Output the full set of records exactly.

::: Available data :::

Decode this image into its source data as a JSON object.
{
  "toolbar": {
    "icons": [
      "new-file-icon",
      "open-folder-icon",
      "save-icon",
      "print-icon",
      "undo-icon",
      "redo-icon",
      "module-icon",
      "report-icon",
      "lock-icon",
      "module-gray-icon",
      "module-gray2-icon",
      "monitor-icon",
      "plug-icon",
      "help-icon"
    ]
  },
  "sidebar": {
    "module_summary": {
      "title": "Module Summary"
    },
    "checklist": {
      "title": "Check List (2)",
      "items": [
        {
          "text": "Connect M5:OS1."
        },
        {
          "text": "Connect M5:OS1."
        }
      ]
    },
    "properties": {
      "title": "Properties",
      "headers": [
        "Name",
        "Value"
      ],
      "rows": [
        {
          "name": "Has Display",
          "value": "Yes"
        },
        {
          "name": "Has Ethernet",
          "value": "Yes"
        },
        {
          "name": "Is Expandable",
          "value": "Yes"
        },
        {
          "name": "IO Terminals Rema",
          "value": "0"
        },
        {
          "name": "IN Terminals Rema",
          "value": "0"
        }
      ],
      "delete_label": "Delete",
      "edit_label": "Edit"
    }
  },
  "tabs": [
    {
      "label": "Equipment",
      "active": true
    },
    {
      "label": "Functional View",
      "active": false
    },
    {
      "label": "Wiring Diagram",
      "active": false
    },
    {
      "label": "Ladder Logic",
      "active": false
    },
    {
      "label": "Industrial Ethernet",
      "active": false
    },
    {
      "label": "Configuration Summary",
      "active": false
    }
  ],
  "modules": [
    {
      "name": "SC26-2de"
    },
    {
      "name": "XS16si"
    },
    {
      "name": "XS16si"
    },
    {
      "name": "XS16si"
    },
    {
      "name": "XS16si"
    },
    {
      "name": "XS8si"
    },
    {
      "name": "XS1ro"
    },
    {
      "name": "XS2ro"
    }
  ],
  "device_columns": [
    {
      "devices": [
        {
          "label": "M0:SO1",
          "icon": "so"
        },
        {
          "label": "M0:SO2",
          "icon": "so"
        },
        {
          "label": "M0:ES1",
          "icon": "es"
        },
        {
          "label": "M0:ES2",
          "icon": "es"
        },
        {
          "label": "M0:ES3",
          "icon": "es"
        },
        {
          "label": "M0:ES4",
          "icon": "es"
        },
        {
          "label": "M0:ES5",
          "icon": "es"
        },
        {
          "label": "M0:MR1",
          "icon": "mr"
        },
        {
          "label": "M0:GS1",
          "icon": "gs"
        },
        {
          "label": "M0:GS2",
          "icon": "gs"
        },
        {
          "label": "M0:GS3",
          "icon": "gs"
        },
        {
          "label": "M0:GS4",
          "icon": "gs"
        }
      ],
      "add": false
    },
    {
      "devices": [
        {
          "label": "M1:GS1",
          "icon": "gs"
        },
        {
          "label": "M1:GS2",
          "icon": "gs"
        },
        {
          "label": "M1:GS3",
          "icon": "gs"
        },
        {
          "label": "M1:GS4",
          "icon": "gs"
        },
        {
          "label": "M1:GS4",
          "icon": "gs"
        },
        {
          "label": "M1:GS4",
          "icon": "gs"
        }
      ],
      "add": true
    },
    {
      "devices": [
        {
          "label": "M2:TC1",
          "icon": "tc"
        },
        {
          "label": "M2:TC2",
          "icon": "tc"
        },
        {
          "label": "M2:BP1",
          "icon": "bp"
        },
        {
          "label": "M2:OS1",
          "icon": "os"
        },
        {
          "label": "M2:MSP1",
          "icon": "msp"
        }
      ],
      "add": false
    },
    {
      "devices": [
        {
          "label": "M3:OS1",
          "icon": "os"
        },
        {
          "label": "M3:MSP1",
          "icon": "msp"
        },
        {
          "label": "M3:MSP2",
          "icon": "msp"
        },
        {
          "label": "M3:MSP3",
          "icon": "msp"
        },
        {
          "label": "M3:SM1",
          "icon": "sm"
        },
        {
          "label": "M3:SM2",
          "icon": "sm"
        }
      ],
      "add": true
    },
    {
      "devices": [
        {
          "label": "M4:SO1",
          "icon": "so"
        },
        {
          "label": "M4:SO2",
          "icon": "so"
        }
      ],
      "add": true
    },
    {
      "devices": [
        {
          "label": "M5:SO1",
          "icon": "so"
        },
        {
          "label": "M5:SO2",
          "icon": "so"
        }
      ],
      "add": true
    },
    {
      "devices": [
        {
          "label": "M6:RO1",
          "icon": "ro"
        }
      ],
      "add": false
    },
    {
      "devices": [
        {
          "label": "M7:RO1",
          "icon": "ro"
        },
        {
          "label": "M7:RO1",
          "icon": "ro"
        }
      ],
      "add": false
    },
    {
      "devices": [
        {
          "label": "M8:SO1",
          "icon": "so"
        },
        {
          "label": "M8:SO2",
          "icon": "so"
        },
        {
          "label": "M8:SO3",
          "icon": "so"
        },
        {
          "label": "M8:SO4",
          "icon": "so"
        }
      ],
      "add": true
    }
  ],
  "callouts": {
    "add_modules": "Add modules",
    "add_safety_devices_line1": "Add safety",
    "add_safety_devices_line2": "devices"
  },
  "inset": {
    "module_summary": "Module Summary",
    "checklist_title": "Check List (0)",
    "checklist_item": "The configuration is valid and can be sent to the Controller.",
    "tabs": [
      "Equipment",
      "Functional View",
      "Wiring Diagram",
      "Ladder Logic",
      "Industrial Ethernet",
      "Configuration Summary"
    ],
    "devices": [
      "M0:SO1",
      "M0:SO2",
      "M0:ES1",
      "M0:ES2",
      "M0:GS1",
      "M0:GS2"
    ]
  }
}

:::

**Answer to the exercise**:
Decode this image into its source data as a JSON object.
{
  "toolbar": {
    "icons": [
      "new-file-icon",
      "open-folder-icon",
      "save-icon",
      "print-icon",
      "undo-icon",
      "redo-icon",
      "module-icon",
      "report-icon",
      "lock-icon",
      "module-gray-icon",
      "module-gray2-icon",
      "monitor-icon",
      "plug-icon",
      "help-icon"
    ]
  },
  "sidebar": {
    "module_summary": {
      "title": "Module Summary"
    },
    "checklist": {
      "title": "Check List (2)",
      "items": [
        {
          "text": "Connect M5:OS1."
        },
        {
          "text": "Connect M5:OS1."
        }
      ]
    },
    "properties": {
      "title": "Properties",
      "headers": [
        "Name",
        "Value"
      ],
      "rows": [
        {
          "name": "Has Display",
          "value": "Yes"
        },
        {
          "name": "Has Ethernet",
          "value": "Yes"
        },
        {
          "name": "Is Expandable",
          "value": "Yes"
        },
        {
          "name": "IO Terminals Rema",
          "value": "0"
        },
        {
          "name": "IN Terminals Rema",
          "value": "0"
        }
      ],
      "delete_label": "Delete",
      "edit_label": "Edit"
    }
  },
  "tabs": [
    {
      "label": "Equipment",
      "active": true
    },
    {
      "label": "Functional View",
      "active": false
    },
    {
      "label": "Wiring Diagram",
      "active": false
    },
    {
      "label": "Ladder Logic",
      "active": false
    },
    {
      "label": "Industrial Ethernet",
      "active": false
    },
    {
      "label": "Configuration Summary",
      "active": false
    }
  ],
  "modules": [
    {
      "name": "SC26-2de"
    },
    {
      "name": "XS16si"
    },
    {
      "name": "XS16si"
    },
    {
      "name": "XS16si"
    },
    {
      "name": "XS16si"
    },
    {
      "name": "XS8si"
    },
    {
      "name": "XS1ro"
    },
    {
      "name": "XS2ro"
    }
  ],
  "device_columns": [
    {
      "devices": [
        {
          "label": "M0:SO1",
          "icon": "so"
        },
        {
          "label": "M0:SO2",
          "icon": "so"
        },
        {
          "label": "M0:ES1",
          "icon": "es"
        },
        {
          "label": "M0:ES2",
          "icon": "es"
        },
        {
          "label": "M0:ES3",
          "icon": "es"
        },
        {
          "label": "M0:ES4",
          "icon": "es"
        },
        {
          "label": "M0:ES5",
          "icon": "es"
        },
        {
          "label": "M0:MR1",
          "icon": "mr"
        },
        {
          "label": "M0:GS1",
          "icon": "gs"
        },
        {
          "label": "M0:GS2",
          "icon": "gs"
        },
        {
          "label": "M0:GS3",
          "icon": "gs"
        },
        {
          "label": "M0:GS4",
          "icon": "gs"
        }
      ],
      "add": false
    },
    {
      "devices": [
        {
          "label": "M1:GS1",
          "icon": "gs"
        },
        {
          "label": "M1:GS2",
          "icon": "gs"
        },
        {
          "label": "M1:GS3",
          "icon": "gs"
        },
        {
          "label": "M1:GS4",
          "icon": "gs"
        },
        {
          "label": "M1:GS4",
          "icon": "gs"
        },
        {
          "label": "M1:GS4",
          "icon": "gs"
        }
      ],
      "add": true
    },
    {
      "devices": [
        {
          "label": "M2:TC1",
          "icon": "tc"
        },
        {
          "label": "M2:TC2",
          "icon": "tc"
        },
        {
          "label": "M2:BP1",
          "icon": "bp"
        },
        {
          "label": "M2:OS1",
          "icon": "os"
        },
        {
          "label": "M2:MSP1",
          "icon": "msp"
        }
      ],
      "add": false
    },
    {
      "devices": [
        {
          "label": "M3:OS1",
          "icon": "os"
        },
        {
          "label": "M3:MSP1",
          "icon": "msp"
        },
        {
          "label": "M3:MSP2",
          "icon": "msp"
        },
        {
          "label": "M3:MSP3",
          "icon": "msp"
        },
        {
          "label": "M3:SM1",
          "icon": "sm"
        },
        {
          "label": "M3:SM2",
          "icon": "sm"
        }
      ],
      "add": true
    },
    {
      "devices": [
        {
          "label": "M4:SO1",
          "icon": "so"
        },
        {
          "label": "M4:SO2",
          "icon": "so"
        }
      ],
      "add": true
    },
    {
      "devices": [
        {
          "label": "M5:SO1",
          "icon": "so"
        },
        {
          "label": "M5:SO2",
          "icon": "so"
        }
      ],
      "add": true
    },
    {
      "devices": [
        {
          "label": "M6:RO1",
          "icon": "ro"
        }
      ],
      "add": false
    },
    {
      "devices": [
        {
          "label": "M7:RO1",
          "icon": "ro"
        },
        {
          "label": "M7:RO1",
          "icon": "ro"
        }
      ],
      "add": false
    },
    {
      "devices": [
        {
          "label": "M8:SO1",
          "icon": "so"
        },
        {
          "label": "M8:SO2",
          "icon": "so"
        },
        {
          "label": "M8:SO3",
          "icon": "so"
        },
        {
          "label": "M8:SO4",
          "icon": "so"
        }
      ],
      "add": true
    }
  ],
  "callouts": {
    "add_modules": "Add modules",
    "add_safety_devices_line1": "Add safety",
    "add_safety_devices_line2": "devices"
  },
  "inset": {
    "module_summary": "Module Summary",
    "checklist_title": "Check List (0)",
    "checklist_item": "The configuration is valid and can be sent to the Controller.",
    "tabs": [
      "Equipment",
      "Functional View",
      "Wiring Diagram",
      "Ladder Logic",
      "Industrial Ethernet",
      "Configuration Summary"
    ],
    "devices": [
      "M0:SO1",
      "M0:SO2",
      "M0:ES1",
      "M0:ES2",
      "M0:GS1",
      "M0:GS2"
    ]
  }
}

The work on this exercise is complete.